Records for this exercise —
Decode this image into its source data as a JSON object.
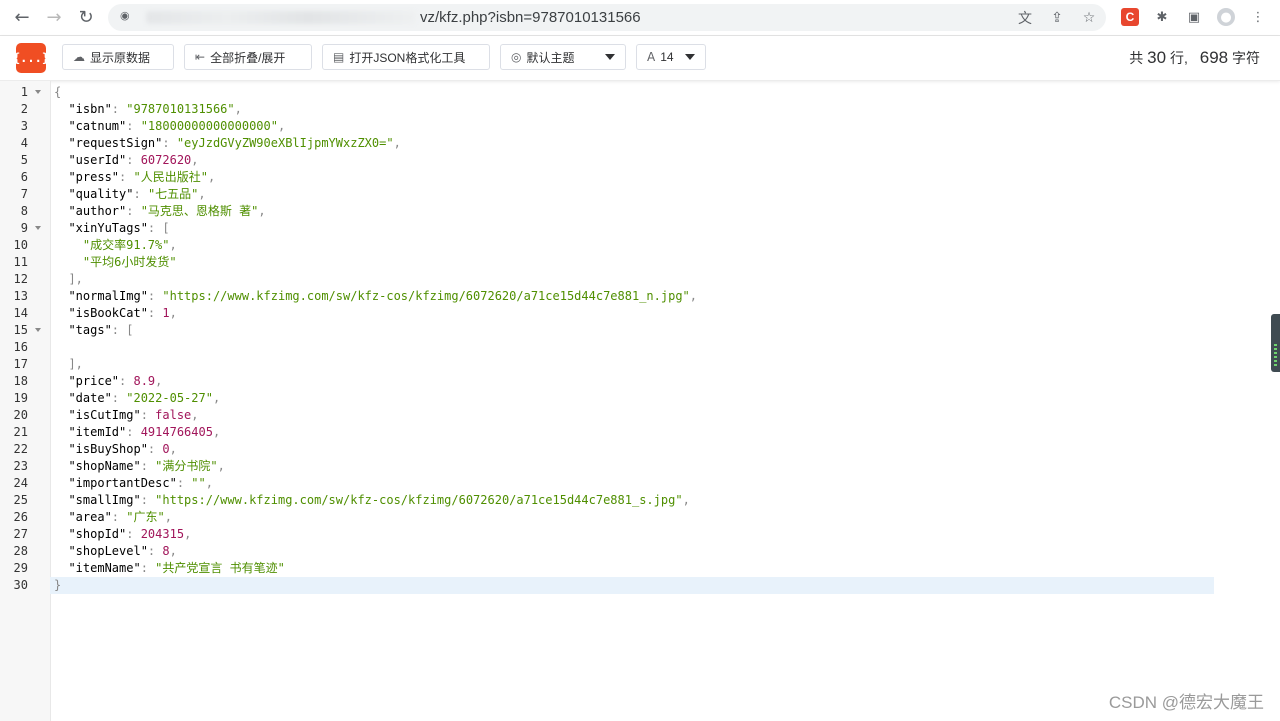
{
  "browser": {
    "url": "vz/kfz.php?isbn=9787010131566",
    "nav": {
      "back": "←",
      "forward": "→",
      "reload": "↻"
    },
    "omni_icons": [
      "translate-icon",
      "share-icon",
      "star-icon"
    ],
    "ext_c_label": "C"
  },
  "toolbar": {
    "logo": "{...}",
    "raw_label": "显示原数据",
    "fold_label": "全部折叠/展开",
    "format_label": "打开JSON格式化工具",
    "theme_label": "默认主题",
    "font_size_label": "14",
    "stats_prefix": "共",
    "stats_lines": "30",
    "stats_lines_unit": "行,",
    "stats_chars": "698",
    "stats_chars_unit": "字符"
  },
  "editor": {
    "lines": [
      [
        [
          "p",
          "{"
        ]
      ],
      [
        [
          "k",
          "  \"isbn\""
        ],
        [
          "p",
          ": "
        ],
        [
          "s",
          "\"9787010131566\""
        ],
        [
          "p",
          ","
        ]
      ],
      [
        [
          "k",
          "  \"catnum\""
        ],
        [
          "p",
          ": "
        ],
        [
          "s",
          "\"18000000000000000\""
        ],
        [
          "p",
          ","
        ]
      ],
      [
        [
          "k",
          "  \"requestSign\""
        ],
        [
          "p",
          ": "
        ],
        [
          "s",
          "\"eyJzdGVyZW90eXBlIjpmYWxzZX0=\""
        ],
        [
          "p",
          ","
        ]
      ],
      [
        [
          "k",
          "  \"userId\""
        ],
        [
          "p",
          ": "
        ],
        [
          "n",
          "6072620"
        ],
        [
          "p",
          ","
        ]
      ],
      [
        [
          "k",
          "  \"press\""
        ],
        [
          "p",
          ": "
        ],
        [
          "s",
          "\"人民出版社\""
        ],
        [
          "p",
          ","
        ]
      ],
      [
        [
          "k",
          "  \"quality\""
        ],
        [
          "p",
          ": "
        ],
        [
          "s",
          "\"七五品\""
        ],
        [
          "p",
          ","
        ]
      ],
      [
        [
          "k",
          "  \"author\""
        ],
        [
          "p",
          ": "
        ],
        [
          "s",
          "\"马克思、恩格斯 著\""
        ],
        [
          "p",
          ","
        ]
      ],
      [
        [
          "k",
          "  \"xinYuTags\""
        ],
        [
          "p",
          ": ["
        ]
      ],
      [
        [
          "s",
          "    \"成交率91.7%\""
        ],
        [
          "p",
          ","
        ]
      ],
      [
        [
          "s",
          "    \"平均6小时发货\""
        ]
      ],
      [
        [
          "p",
          "  ],"
        ]
      ],
      [
        [
          "k",
          "  \"normalImg\""
        ],
        [
          "p",
          ": "
        ],
        [
          "s",
          "\"https://www.kfzimg.com/sw/kfz-cos/kfzimg/6072620/a71ce15d44c7e881_n.jpg\""
        ],
        [
          "p",
          ","
        ]
      ],
      [
        [
          "k",
          "  \"isBookCat\""
        ],
        [
          "p",
          ": "
        ],
        [
          "n",
          "1"
        ],
        [
          "p",
          ","
        ]
      ],
      [
        [
          "k",
          "  \"tags\""
        ],
        [
          "p",
          ": ["
        ]
      ],
      [
        [
          "p",
          " "
        ]
      ],
      [
        [
          "p",
          "  ],"
        ]
      ],
      [
        [
          "k",
          "  \"price\""
        ],
        [
          "p",
          ": "
        ],
        [
          "n",
          "8.9"
        ],
        [
          "p",
          ","
        ]
      ],
      [
        [
          "k",
          "  \"date\""
        ],
        [
          "p",
          ": "
        ],
        [
          "s",
          "\"2022-05-27\""
        ],
        [
          "p",
          ","
        ]
      ],
      [
        [
          "k",
          "  \"isCutImg\""
        ],
        [
          "p",
          ": "
        ],
        [
          "n",
          "false"
        ],
        [
          "p",
          ","
        ]
      ],
      [
        [
          "k",
          "  \"itemId\""
        ],
        [
          "p",
          ": "
        ],
        [
          "n",
          "4914766405"
        ],
        [
          "p",
          ","
        ]
      ],
      [
        [
          "k",
          "  \"isBuyShop\""
        ],
        [
          "p",
          ": "
        ],
        [
          "n",
          "0"
        ],
        [
          "p",
          ","
        ]
      ],
      [
        [
          "k",
          "  \"shopName\""
        ],
        [
          "p",
          ": "
        ],
        [
          "s",
          "\"满分书院\""
        ],
        [
          "p",
          ","
        ]
      ],
      [
        [
          "k",
          "  \"importantDesc\""
        ],
        [
          "p",
          ": "
        ],
        [
          "s",
          "\"\""
        ],
        [
          "p",
          ","
        ]
      ],
      [
        [
          "k",
          "  \"smallImg\""
        ],
        [
          "p",
          ": "
        ],
        [
          "s",
          "\"https://www.kfzimg.com/sw/kfz-cos/kfzimg/6072620/a71ce15d44c7e881_s.jpg\""
        ],
        [
          "p",
          ","
        ]
      ],
      [
        [
          "k",
          "  \"area\""
        ],
        [
          "p",
          ": "
        ],
        [
          "s",
          "\"广东\""
        ],
        [
          "p",
          ","
        ]
      ],
      [
        [
          "k",
          "  \"shopId\""
        ],
        [
          "p",
          ": "
        ],
        [
          "n",
          "204315"
        ],
        [
          "p",
          ","
        ]
      ],
      [
        [
          "k",
          "  \"shopLevel\""
        ],
        [
          "p",
          ": "
        ],
        [
          "n",
          "8"
        ],
        [
          "p",
          ","
        ]
      ],
      [
        [
          "k",
          "  \"itemName\""
        ],
        [
          "p",
          ": "
        ],
        [
          "s",
          "\"共产党宣言 书有笔迹\""
        ]
      ],
      [
        [
          "p",
          "}"
        ]
      ]
    ],
    "fold_lines": [
      1,
      9,
      15
    ],
    "active_line": 30
  },
  "watermark": "CSDN @德宏大魔王"
}
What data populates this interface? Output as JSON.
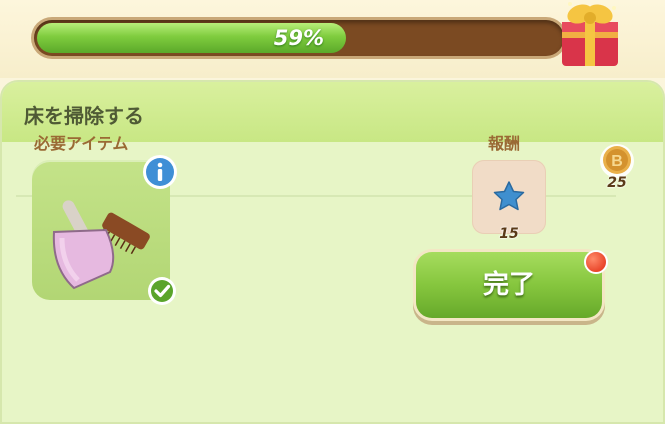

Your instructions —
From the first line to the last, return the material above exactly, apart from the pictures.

Solution for this exercise —
Decode this image into its source data as a JSON object.
{
  "browser": {
    "url": "vz/kfz.php?isbn=9787010131566",
    "nav": {
      "back": "←",
      "forward": "→",
      "reload": "↻"
    },
    "omni_icons": [
      "translate-icon",
      "share-icon",
      "star-icon"
    ],
    "ext_c_label": "C"
  },
  "toolbar": {
    "logo": "{...}",
    "raw_label": "显示原数据",
    "fold_label": "全部折叠/展开",
    "format_label": "打开JSON格式化工具",
    "theme_label": "默认主题",
    "font_size_label": "14",
    "stats_prefix": "共",
    "stats_lines": "30",
    "stats_lines_unit": "行,",
    "stats_chars": "698",
    "stats_chars_unit": "字符"
  },
  "editor": {
    "lines": [
      [
        [
          "p",
          "{"
        ]
      ],
      [
        [
          "k",
          "  \"isbn\""
        ],
        [
          "p",
          ": "
        ],
        [
          "s",
          "\"9787010131566\""
        ],
        [
          "p",
          ","
        ]
      ],
      [
        [
          "k",
          "  \"catnum\""
        ],
        [
          "p",
          ": "
        ],
        [
          "s",
          "\"18000000000000000\""
        ],
        [
          "p",
          ","
        ]
      ],
      [
        [
          "k",
          "  \"requestSign\""
        ],
        [
          "p",
          ": "
        ],
        [
          "s",
          "\"eyJzdGVyZW90eXBlIjpmYWxzZX0=\""
        ],
        [
          "p",
          ","
        ]
      ],
      [
        [
          "k",
          "  \"userId\""
        ],
        [
          "p",
          ": "
        ],
        [
          "n",
          "6072620"
        ],
        [
          "p",
          ","
        ]
      ],
      [
        [
          "k",
          "  \"press\""
        ],
        [
          "p",
          ": "
        ],
        [
          "s",
          "\"人民出版社\""
        ],
        [
          "p",
          ","
        ]
      ],
      [
        [
          "k",
          "  \"quality\""
        ],
        [
          "p",
          ": "
        ],
        [
          "s",
          "\"七五品\""
        ],
        [
          "p",
          ","
        ]
      ],
      [
        [
          "k",
          "  \"author\""
        ],
        [
          "p",
          ": "
        ],
        [
          "s",
          "\"马克思、恩格斯 著\""
        ],
        [
          "p",
          ","
        ]
      ],
      [
        [
          "k",
          "  \"xinYuTags\""
        ],
        [
          "p",
          ": ["
        ]
      ],
      [
        [
          "s",
          "    \"成交率91.7%\""
        ],
        [
          "p",
          ","
        ]
      ],
      [
        [
          "s",
          "    \"平均6小时发货\""
        ]
      ],
      [
        [
          "p",
          "  ],"
        ]
      ],
      [
        [
          "k",
          "  \"normalImg\""
        ],
        [
          "p",
          ": "
        ],
        [
          "s",
          "\"https://www.kfzimg.com/sw/kfz-cos/kfzimg/6072620/a71ce15d44c7e881_n.jpg\""
        ],
        [
          "p",
          ","
        ]
      ],
      [
        [
          "k",
          "  \"isBookCat\""
        ],
        [
          "p",
          ": "
        ],
        [
          "n",
          "1"
        ],
        [
          "p",
          ","
        ]
      ],
      [
        [
          "k",
          "  \"tags\""
        ],
        [
          "p",
          ": ["
        ]
      ],
      [
        [
          "p",
          " "
        ]
      ],
      [
        [
          "p",
          "  ],"
        ]
      ],
      [
        [
          "k",
          "  \"price\""
        ],
        [
          "p",
          ": "
        ],
        [
          "n",
          "8.9"
        ],
        [
          "p",
          ","
        ]
      ],
      [
        [
          "k",
          "  \"date\""
        ],
        [
          "p",
          ": "
        ],
        [
          "s",
          "\"2022-05-27\""
        ],
        [
          "p",
          ","
        ]
      ],
      [
        [
          "k",
          "  \"isCutImg\""
        ],
        [
          "p",
          ": "
        ],
        [
          "n",
          "false"
        ],
        [
          "p",
          ","
        ]
      ],
      [
        [
          "k",
          "  \"itemId\""
        ],
        [
          "p",
          ": "
        ],
        [
          "n",
          "4914766405"
        ],
        [
          "p",
          ","
        ]
      ],
      [
        [
          "k",
          "  \"isBuyShop\""
        ],
        [
          "p",
          ": "
        ],
        [
          "n",
          "0"
        ],
        [
          "p",
          ","
        ]
      ],
      [
        [
          "k",
          "  \"shopName\""
        ],
        [
          "p",
          ": "
        ],
        [
          "s",
          "\"满分书院\""
        ],
        [
          "p",
          ","
        ]
      ],
      [
        [
          "k",
          "  \"importantDesc\""
        ],
        [
          "p",
          ": "
        ],
        [
          "s",
          "\"\""
        ],
        [
          "p",
          ","
        ]
      ],
      [
        [
          "k",
          "  \"smallImg\""
        ],
        [
          "p",
          ": "
        ],
        [
          "s",
          "\"https://www.kfzimg.com/sw/kfz-cos/kfzimg/6072620/a71ce15d44c7e881_s.jpg\""
        ],
        [
          "p",
          ","
        ]
      ],
      [
        [
          "k",
          "  \"area\""
        ],
        [
          "p",
          ": "
        ],
        [
          "s",
          "\"广东\""
        ],
        [
          "p",
          ","
        ]
      ],
      [
        [
          "k",
          "  \"shopId\""
        ],
        [
          "p",
          ": "
        ],
        [
          "n",
          "204315"
        ],
        [
          "p",
          ","
        ]
      ],
      [
        [
          "k",
          "  \"shopLevel\""
        ],
        [
          "p",
          ": "
        ],
        [
          "n",
          "8"
        ],
        [
          "p",
          ","
        ]
      ],
      [
        [
          "k",
          "  \"itemName\""
        ],
        [
          "p",
          ": "
        ],
        [
          "s",
          "\"共产党宣言 书有笔迹\""
        ]
      ],
      [
        [
          "p",
          "}"
        ]
      ]
    ],
    "fold_lines": [
      1,
      9,
      15
    ],
    "active_line": 30
  },
  "watermark": "CSDN @德宏大魔王"
}
What data populates this interface? Output as JSON.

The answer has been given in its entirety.